The global market for chickens raised for meat consists almost entirely of chickens from only two breeds that have been highly modified through breeding, Ross and Cobb. These birds can be found on farms in the United States, the European Union, China, the Philippines, and virtually every other country in the world.
Several countries around the world have opted not to grow genetically engineered crops. There are, however, no restrictions on genetically modified chickens despite the impacts that genetic modification has on the well-being of the birds and the quality of the resulting meat.5
Countries that have banned the growth of genetically engineered crops include:
In the United States all foods that contain ingredients that have been genetically engineered must be labeled, a requirement that began in January 2022. The labels can take the form of a symbol, text, or a direction toward an online resource showing that the food has been genetically engineered.

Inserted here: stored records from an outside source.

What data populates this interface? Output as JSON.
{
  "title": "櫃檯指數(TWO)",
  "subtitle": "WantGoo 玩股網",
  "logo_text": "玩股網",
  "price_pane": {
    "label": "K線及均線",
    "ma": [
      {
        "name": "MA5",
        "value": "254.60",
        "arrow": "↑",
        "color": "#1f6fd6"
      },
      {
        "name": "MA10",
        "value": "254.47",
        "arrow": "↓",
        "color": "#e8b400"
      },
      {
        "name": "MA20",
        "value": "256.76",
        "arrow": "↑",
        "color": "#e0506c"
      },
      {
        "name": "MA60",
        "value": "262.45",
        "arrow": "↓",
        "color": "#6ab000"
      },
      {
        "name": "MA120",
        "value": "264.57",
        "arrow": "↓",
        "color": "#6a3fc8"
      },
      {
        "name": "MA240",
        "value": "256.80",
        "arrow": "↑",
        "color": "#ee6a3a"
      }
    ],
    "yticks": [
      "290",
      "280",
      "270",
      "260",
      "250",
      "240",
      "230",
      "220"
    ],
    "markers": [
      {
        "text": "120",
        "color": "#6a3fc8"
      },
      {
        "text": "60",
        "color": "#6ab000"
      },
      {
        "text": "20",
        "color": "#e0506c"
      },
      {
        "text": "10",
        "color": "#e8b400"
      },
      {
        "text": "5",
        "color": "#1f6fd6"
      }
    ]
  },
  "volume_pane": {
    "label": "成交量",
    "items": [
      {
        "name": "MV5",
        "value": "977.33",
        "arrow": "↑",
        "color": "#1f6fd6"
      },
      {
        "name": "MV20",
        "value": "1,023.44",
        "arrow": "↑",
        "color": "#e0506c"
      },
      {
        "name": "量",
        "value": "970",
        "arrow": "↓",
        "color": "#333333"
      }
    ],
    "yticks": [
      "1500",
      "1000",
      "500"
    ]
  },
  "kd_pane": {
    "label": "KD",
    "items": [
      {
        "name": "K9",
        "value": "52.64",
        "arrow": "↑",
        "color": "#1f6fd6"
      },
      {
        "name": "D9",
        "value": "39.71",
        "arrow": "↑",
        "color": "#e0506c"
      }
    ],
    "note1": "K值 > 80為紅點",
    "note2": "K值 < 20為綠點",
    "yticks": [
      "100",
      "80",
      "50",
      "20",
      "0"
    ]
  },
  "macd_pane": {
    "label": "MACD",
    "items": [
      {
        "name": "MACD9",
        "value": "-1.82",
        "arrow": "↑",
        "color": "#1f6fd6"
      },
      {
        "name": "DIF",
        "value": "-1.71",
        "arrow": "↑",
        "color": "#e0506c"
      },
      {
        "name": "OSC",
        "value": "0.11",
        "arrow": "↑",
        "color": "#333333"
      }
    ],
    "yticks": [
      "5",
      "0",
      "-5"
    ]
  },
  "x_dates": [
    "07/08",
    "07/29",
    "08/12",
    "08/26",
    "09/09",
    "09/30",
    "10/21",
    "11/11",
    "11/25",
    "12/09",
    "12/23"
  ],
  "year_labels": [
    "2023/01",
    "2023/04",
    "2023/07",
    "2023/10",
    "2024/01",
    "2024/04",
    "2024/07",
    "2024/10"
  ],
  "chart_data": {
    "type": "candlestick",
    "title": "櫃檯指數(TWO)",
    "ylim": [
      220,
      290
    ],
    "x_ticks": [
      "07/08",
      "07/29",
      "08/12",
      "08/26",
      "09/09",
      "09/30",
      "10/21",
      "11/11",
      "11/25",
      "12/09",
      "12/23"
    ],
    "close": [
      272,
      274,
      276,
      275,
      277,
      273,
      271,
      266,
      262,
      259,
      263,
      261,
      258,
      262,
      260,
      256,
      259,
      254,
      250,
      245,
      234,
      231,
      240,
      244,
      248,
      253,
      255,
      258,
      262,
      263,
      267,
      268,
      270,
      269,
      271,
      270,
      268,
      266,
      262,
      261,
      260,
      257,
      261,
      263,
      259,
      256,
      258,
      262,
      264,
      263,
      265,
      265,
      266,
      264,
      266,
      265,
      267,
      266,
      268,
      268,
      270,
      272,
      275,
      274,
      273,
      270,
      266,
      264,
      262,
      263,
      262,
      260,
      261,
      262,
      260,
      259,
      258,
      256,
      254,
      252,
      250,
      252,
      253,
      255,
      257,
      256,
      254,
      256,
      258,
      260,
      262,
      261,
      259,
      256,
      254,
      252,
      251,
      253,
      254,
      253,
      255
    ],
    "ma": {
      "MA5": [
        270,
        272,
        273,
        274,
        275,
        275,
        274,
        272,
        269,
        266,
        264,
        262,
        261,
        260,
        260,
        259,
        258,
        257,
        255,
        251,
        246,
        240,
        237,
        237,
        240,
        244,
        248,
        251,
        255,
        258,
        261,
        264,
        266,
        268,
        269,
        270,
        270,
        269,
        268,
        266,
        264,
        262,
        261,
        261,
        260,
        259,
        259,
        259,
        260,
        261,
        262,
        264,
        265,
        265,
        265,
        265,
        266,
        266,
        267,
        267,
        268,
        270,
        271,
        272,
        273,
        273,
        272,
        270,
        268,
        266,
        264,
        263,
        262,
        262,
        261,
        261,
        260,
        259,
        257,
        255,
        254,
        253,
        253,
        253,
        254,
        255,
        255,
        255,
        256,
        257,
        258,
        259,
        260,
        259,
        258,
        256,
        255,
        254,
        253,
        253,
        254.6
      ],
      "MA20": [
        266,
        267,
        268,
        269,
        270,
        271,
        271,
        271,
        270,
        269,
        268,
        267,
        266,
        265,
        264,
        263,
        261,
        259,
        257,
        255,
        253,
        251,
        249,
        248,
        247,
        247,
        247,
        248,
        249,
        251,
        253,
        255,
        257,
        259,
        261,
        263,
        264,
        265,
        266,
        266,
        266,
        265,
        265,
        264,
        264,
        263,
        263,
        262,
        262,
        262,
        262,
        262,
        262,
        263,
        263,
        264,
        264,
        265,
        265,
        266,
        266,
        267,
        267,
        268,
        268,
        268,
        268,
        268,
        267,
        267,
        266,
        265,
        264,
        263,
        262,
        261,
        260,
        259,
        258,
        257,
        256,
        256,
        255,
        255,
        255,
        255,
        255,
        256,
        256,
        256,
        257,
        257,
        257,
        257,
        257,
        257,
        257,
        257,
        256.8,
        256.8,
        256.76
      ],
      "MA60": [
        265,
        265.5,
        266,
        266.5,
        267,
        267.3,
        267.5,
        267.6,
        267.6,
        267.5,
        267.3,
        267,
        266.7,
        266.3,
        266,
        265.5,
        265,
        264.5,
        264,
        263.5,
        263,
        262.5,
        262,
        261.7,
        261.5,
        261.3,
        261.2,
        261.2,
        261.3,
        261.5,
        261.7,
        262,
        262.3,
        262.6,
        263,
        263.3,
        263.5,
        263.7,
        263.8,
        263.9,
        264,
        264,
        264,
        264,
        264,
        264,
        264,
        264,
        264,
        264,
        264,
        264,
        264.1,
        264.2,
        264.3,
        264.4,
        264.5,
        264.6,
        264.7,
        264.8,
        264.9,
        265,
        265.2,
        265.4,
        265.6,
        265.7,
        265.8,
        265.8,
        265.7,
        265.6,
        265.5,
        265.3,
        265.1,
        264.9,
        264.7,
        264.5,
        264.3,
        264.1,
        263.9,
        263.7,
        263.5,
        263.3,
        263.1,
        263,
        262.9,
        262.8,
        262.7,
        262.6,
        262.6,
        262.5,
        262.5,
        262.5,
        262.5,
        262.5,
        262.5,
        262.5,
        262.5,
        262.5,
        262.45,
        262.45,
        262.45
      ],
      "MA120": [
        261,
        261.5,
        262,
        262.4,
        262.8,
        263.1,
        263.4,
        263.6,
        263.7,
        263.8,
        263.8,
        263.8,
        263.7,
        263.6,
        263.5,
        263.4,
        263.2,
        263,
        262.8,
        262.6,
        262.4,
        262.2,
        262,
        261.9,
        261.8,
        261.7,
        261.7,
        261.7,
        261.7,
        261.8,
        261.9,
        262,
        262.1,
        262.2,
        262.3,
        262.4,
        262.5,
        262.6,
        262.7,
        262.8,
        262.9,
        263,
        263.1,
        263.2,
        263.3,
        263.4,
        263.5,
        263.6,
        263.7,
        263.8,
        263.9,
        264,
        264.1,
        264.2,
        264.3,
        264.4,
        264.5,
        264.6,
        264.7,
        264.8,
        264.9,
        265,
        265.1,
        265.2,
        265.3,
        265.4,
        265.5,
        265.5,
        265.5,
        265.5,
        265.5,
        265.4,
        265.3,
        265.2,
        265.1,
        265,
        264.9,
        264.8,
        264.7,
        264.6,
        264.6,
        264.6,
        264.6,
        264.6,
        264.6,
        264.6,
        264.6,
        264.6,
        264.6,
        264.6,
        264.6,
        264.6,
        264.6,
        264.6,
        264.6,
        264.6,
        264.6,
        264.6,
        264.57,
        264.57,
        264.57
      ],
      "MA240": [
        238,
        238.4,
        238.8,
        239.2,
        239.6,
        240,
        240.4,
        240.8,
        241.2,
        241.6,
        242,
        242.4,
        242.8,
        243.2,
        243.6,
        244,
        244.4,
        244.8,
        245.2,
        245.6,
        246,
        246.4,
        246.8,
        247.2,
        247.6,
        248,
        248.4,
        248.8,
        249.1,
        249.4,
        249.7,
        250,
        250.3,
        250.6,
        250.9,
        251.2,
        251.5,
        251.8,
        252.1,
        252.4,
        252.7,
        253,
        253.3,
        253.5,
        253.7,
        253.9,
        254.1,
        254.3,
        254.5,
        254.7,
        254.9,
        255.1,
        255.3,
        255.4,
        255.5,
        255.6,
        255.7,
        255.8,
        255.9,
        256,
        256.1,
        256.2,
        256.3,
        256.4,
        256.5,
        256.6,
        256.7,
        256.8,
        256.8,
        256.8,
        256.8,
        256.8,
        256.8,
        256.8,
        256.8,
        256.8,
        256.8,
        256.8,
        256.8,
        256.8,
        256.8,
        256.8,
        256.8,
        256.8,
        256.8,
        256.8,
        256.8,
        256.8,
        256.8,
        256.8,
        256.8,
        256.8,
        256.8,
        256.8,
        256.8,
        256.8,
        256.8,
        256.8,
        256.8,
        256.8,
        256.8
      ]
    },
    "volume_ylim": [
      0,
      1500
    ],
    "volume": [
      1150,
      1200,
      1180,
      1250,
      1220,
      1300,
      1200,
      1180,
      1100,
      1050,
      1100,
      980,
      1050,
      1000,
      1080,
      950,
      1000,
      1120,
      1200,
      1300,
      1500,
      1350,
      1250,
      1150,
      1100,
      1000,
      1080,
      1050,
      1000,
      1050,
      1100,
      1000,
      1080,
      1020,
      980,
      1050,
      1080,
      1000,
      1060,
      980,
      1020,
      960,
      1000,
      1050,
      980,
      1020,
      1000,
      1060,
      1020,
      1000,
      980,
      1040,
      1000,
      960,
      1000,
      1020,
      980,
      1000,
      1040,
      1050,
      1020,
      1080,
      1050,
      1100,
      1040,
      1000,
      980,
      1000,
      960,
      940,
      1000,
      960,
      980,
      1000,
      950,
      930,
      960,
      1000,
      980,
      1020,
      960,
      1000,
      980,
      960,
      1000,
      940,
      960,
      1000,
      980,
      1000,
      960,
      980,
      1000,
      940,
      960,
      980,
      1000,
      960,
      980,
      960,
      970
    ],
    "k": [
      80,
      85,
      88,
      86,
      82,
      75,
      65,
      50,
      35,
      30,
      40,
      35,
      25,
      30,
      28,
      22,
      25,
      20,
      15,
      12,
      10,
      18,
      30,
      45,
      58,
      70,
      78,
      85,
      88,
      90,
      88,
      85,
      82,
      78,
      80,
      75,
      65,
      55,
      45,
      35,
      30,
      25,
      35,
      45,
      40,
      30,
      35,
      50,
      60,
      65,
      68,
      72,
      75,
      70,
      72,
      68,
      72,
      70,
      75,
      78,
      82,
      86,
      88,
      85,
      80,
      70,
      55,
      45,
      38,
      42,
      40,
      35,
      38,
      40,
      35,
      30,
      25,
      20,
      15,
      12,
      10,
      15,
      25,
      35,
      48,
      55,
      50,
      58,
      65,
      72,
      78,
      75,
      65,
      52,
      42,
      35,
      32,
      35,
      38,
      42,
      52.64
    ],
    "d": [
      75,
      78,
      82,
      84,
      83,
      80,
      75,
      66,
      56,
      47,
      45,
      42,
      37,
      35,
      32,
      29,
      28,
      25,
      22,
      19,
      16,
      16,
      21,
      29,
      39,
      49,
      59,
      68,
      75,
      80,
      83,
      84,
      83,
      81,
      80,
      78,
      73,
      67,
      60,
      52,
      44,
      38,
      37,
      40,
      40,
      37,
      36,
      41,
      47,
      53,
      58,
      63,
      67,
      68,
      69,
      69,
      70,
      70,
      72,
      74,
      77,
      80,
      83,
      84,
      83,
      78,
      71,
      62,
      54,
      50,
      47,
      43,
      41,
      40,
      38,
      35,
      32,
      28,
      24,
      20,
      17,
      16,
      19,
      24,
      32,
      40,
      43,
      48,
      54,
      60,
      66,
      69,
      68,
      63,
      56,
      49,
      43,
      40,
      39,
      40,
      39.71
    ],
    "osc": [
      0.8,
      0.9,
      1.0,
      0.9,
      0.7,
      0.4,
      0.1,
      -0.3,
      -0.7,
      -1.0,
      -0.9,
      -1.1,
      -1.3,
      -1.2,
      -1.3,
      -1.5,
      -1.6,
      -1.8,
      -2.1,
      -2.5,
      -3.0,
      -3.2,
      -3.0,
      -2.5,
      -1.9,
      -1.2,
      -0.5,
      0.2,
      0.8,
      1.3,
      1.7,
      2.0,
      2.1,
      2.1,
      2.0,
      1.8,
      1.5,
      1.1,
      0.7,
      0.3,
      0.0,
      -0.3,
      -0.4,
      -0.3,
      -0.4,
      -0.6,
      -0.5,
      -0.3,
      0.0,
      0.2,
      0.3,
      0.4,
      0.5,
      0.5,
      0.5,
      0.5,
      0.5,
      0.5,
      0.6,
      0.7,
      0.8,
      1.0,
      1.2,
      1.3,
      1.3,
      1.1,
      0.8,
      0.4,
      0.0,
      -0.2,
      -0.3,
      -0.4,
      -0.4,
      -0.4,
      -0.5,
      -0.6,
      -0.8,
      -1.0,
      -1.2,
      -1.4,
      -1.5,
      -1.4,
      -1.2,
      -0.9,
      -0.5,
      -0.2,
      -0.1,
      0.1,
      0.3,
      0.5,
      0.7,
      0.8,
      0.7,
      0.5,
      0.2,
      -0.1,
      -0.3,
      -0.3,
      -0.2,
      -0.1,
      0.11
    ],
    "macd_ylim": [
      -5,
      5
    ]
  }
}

The labeling requirements are specific to foods that have ingredients that were “modified through certain laboratory techniques and for which the modification could not be obtained through conventional breeding and could not be found in nature.”
Genetically modified chickens suffer tremendously due to selective breeding, which has been carried out on lines of chickens with little to no regard for their welfare and health. Instead, the focus is almost entirely on maintaining or increasing those traits that are most profitable.
The chickens are not the only beings that suffer due to GMOs. Farmers are forced to return to the massive, corporate chicken breeders due to the birds’ inability to breed themselves. This means that the farmers lack agency over their own decisions when it comes to the types of birds they want to raise.
Genetic modification through breeding of certain crops has allowed us to feed more people with increased efficiency, but when it comes to chickens we have taken efficiency beyond ethical limits and allowed it to harm not only the birds themselves but also farmers and consumers. Chickens deserve better than the lives filled with suffering that have resulted from intensive breeding. There has never been a better time switch to higher welfare chickens, or to cut back on, or eliminate, chicken products from our diets.
Anja B. Riber, Teresa M. Casey-Trott, and Mette S. Herskin, “The Influence of Keel Bone Damage on the Welfare of Laying Hens,” Frontiers in Veterinary Science (February, 2018), https://doi.org/10.3389/fvets.2018.00006.
Riber, Casey-Trott, and Herskin, “The Influence of Keel Bone Damage on the Welfare of Laying Hens.”
K. M. Hartcher and H. K. Lum, “Genetic Selection of Broilers and Welfare Consequences: A Review,” World’s Poultry Science Journal 76, no. 1 (2020), https://doi.org/10.1080/00439339.2019.1680025.
V. Tufarelli et al., “Genetically Modified Feeds in Poultry Diet: Safety, Performance, and Product Quality,” Critical Reviews in Food Science and Nutrition 55, no. 4 (2015): 562–9, https://doi.org/10.1080/10408398.2012.667017.
Shahram Golzar Adabi and Eda Demirok Soncu, “White Striping Prevalence and Its Effect on Meat Quality of Broiler Breast Fillets under Commercial Conditions,” Journal of Animal Physiology and Animal Nutrition 103, no. 4 (July, 2019): 1060–1069, https://doi.org/10.1111/jpn.13092.